BMA report

Victims of forced marriage

Practical advice on your responsibilities when consulted by individuals who are either victims of forced marriage, or who may fear that they are going to be forced into marriage.
Location: UK
Audience: All doctors
Updated: Wednesday 4 December 2019
Justice scales article illustration

You may occasionally be consulted by individuals who are either victims of forced marriage, or who may fear that they are going to be forced into marriage at some time in the future.

This guidance provides you with practical advice on your responsibilities in these circumstances.

 

What you’ll get from this guide

  • What forced marriage is and why it is a health issue.
  • The key legal and ethical factors doctors need to consider when encountering victims of forced marriage or patients who may be at risk of forced marriage.
  • Signposts to other key resources and support for victims of forced marriage.

 

How to use this guide

This guidance will provide you with the key legal and ethical considerations you need to take into account when encountering victims of forced marriage or patients who may be at risk of forced marriage. The guidance also signposts to other sources of support and information.

It is not a set of rules or instructions, or a substitute for careful reflection and discussion with colleagues.

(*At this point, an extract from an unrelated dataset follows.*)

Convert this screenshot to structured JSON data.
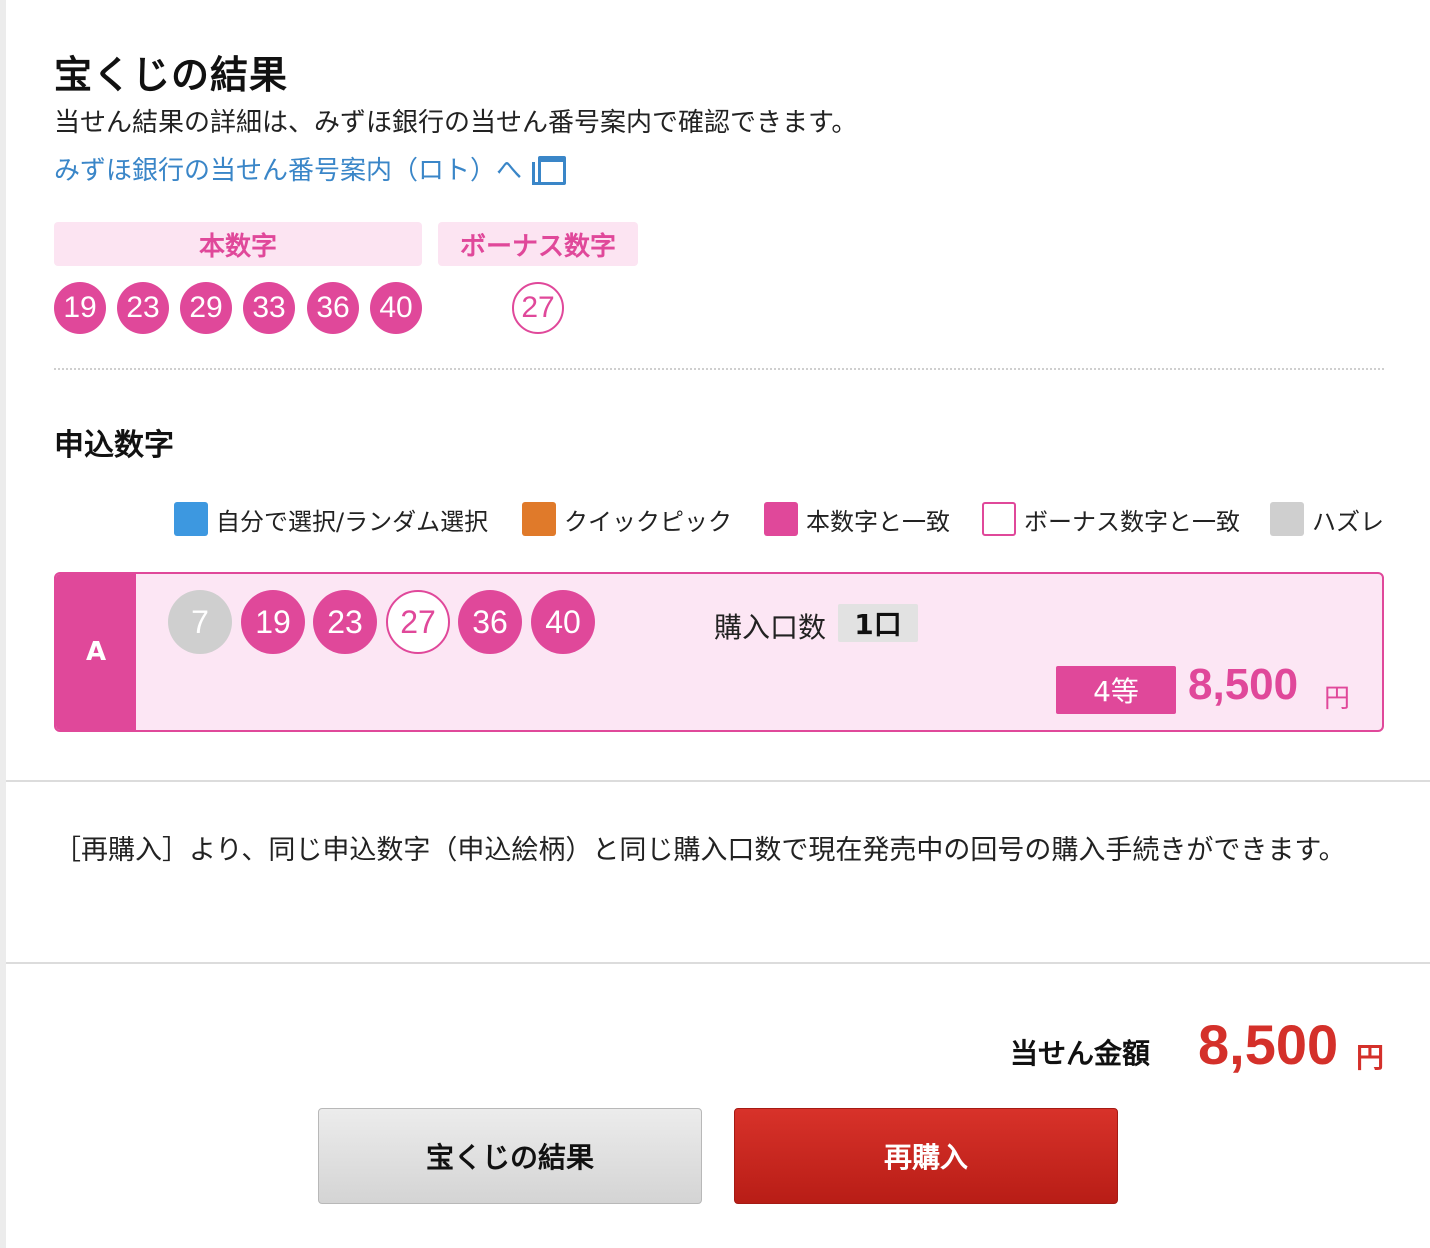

You can seek additional advice on specific dilemmas from the BMA’s medical ethics and human rights department, the GMC, or your medical defence organisation.

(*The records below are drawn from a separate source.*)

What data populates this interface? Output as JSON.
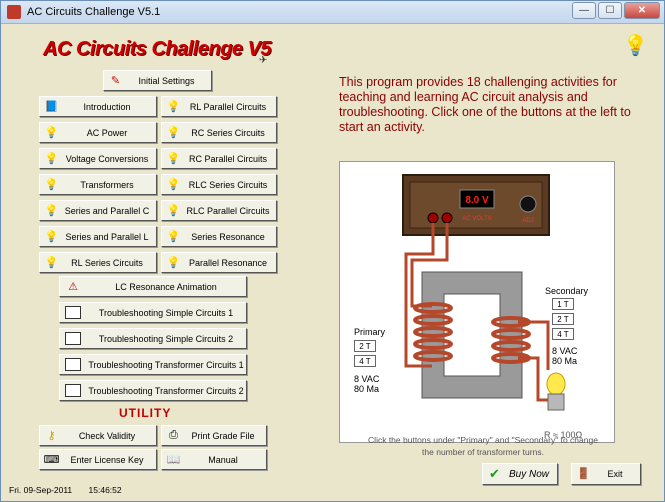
{
  "window": {
    "title": "AC Circuits Challenge V5.1"
  },
  "controls": {
    "minimize": "—",
    "maximize": "☐",
    "close": "✕"
  },
  "logo": "AC Circuits Challenge V5",
  "initial_settings": "Initial Settings",
  "left_buttons": [
    "Introduction",
    "AC Power",
    "Voltage Conversions",
    "Transformers",
    "Series and Parallel C",
    "Series and Parallel L",
    "RL Series Circuits"
  ],
  "right_buttons": [
    "RL Parallel Circuits",
    "RC Series Circuits",
    "RC Parallel Circuits",
    "RLC Series Circuits",
    "RLC Parallel Circuits",
    "Series Resonance",
    "Parallel Resonance"
  ],
  "wide_buttons": [
    "LC Resonance Animation",
    "Troubleshooting Simple Circuits 1",
    "Troubleshooting Simple Circuits 2",
    "Troubleshooting Transformer Circuits 1",
    "Troubleshooting Transformer Circuits 2"
  ],
  "utility_title": "UTILITY",
  "utility": {
    "check": "Check Validity",
    "print": "Print Grade File",
    "license": "Enter License Key",
    "manual": "Manual"
  },
  "description": "This program provides 18 challenging activities for teaching and learning AC circuit analysis and troubleshooting. Click one of the buttons at the left to start an activity.",
  "circuit": {
    "meter_value": "8.0 V",
    "meter_label": "AC VOLTS",
    "adj_label": "ADJ",
    "primary_label": "Primary",
    "primary_turns": [
      "2 T",
      "4 T"
    ],
    "primary_vac": "8 VAC",
    "primary_ma": "80 Ma",
    "secondary_label": "Secondary",
    "secondary_turns": [
      "1 T",
      "2 T",
      "4 T"
    ],
    "secondary_vac": "8 VAC",
    "secondary_ma": "80 Ma",
    "resistance": "R ≈ 100Ω"
  },
  "hint": "Click the buttons under \"Primary\" and \"Secondary\" to change the number of transformer turns.",
  "buy_now": "Buy Now",
  "exit": "Exit",
  "status": {
    "date": "Fri.  09-Sep-2011",
    "time": "15:46:52"
  },
  "colors": {
    "background": "#e9e6cc",
    "accent": "#d00000",
    "description": "#8b0000",
    "wire": "#b5482b"
  }
}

Topics
  • What is forced marriage?
  • Why is forced marriage a health issue?
  • Focusing on the victim
  • Special precautions
  • Child protection
  • Adult victims
  • Confidentiality and information sharing
  • Further support resources